Developmental and Social Cognitive Neuroscience Seminar (Speaker: Sarah Beck)
- Frankland 305
- Life and Environmental Sciences, Research
What can children's problem solving tell us about innovators?
Part of the Developmental Neuroscience Seminar Series
Speaker: Sarah Beck, University of Birmingham
Are the particular characteristics that make some individuals innovators? We describe experimental and individual differences tasks with young human children that borrowed a task from the corvid literature (Weir, Chappell, & Kacelnik, 2002) to explore the development of innovation in humans.
A problem for previous studies was that performance across individuals was very varied, with around half of 7-year-olds solving the problem but no clear explanation for which children were successful. Comparing children’s performance on this hook-making innovation task to a battery of executive function measures suggested that innovation does not simply reduce to such domain general processes.
Subsequently we examined whether innovation success on tool-making tasks resulted from an ability to generate multiple possible solutions. We found no evidence to support this. Instead our evidence suggests that innovative problems solving in young children might be limited by the ability to focus in on one solution and to draw analogies between different problems.

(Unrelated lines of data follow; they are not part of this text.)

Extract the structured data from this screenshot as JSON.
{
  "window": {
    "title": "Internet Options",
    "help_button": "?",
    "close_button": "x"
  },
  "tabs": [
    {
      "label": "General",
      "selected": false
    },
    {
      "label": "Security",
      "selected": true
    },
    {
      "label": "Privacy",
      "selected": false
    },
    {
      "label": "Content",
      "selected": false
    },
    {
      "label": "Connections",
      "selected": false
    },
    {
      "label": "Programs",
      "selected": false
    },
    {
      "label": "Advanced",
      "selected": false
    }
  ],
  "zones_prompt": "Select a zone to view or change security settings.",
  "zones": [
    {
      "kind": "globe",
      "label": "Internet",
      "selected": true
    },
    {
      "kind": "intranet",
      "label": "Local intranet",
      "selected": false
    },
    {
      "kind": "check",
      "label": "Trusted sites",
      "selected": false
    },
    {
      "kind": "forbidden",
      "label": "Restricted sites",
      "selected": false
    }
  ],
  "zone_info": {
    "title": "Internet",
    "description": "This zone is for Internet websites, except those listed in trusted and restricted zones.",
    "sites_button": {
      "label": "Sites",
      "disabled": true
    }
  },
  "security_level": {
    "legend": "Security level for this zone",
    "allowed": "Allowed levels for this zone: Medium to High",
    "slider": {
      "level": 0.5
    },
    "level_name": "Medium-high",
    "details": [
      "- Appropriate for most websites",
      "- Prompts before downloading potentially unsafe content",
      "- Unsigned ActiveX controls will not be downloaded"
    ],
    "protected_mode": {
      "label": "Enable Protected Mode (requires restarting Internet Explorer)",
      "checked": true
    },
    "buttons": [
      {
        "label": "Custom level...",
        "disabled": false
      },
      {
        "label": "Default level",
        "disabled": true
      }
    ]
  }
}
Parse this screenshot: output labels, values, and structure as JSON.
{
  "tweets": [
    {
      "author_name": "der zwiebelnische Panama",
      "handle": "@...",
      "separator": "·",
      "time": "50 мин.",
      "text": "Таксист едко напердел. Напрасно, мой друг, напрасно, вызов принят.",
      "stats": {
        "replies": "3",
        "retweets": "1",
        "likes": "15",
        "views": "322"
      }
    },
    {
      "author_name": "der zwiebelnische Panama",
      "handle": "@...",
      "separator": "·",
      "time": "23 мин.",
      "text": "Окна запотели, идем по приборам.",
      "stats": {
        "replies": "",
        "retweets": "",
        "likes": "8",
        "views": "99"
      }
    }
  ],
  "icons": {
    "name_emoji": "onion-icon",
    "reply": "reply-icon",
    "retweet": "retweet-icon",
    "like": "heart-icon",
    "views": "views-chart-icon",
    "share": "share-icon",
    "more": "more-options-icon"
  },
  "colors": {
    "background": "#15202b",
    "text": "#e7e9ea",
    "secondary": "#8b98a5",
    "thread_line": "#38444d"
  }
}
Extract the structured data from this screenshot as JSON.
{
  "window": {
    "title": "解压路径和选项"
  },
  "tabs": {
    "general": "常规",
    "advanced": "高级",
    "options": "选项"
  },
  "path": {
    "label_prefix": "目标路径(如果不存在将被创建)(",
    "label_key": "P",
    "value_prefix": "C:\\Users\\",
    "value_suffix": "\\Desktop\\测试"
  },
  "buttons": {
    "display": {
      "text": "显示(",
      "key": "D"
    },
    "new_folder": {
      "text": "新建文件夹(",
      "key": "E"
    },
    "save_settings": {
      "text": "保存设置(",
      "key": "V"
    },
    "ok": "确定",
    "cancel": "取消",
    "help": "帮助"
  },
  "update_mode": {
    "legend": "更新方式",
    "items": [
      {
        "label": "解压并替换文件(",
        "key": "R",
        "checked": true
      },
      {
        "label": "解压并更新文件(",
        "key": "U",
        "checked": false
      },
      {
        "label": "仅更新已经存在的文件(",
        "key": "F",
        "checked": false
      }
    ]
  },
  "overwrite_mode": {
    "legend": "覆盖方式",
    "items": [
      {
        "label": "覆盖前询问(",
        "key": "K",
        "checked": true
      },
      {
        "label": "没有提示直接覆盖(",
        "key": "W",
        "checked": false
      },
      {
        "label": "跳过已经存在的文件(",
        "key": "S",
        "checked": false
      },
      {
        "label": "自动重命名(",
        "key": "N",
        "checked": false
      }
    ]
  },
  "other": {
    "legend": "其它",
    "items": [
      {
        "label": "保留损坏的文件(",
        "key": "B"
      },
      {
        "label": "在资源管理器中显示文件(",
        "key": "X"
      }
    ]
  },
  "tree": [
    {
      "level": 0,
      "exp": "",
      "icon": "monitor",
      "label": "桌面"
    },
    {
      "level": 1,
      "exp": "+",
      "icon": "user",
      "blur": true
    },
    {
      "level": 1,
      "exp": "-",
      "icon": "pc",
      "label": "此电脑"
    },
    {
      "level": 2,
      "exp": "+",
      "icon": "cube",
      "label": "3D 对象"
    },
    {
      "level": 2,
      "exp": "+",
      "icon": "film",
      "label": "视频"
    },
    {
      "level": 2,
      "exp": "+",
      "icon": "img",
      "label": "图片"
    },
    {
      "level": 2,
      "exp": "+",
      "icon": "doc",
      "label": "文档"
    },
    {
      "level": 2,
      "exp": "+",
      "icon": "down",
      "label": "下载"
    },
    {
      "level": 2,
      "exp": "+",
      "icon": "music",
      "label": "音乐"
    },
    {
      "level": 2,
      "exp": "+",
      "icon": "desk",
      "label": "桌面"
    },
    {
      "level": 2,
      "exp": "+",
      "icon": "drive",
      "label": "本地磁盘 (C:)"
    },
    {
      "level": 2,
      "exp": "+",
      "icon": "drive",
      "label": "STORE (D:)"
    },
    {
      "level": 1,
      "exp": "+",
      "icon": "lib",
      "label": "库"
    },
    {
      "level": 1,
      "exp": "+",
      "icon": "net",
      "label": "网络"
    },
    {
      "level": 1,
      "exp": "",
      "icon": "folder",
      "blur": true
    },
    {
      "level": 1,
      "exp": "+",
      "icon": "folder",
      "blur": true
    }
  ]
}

We will discuss whether measures of innovation, even based on the same task, assess the same cognitive ability in children and non-human species.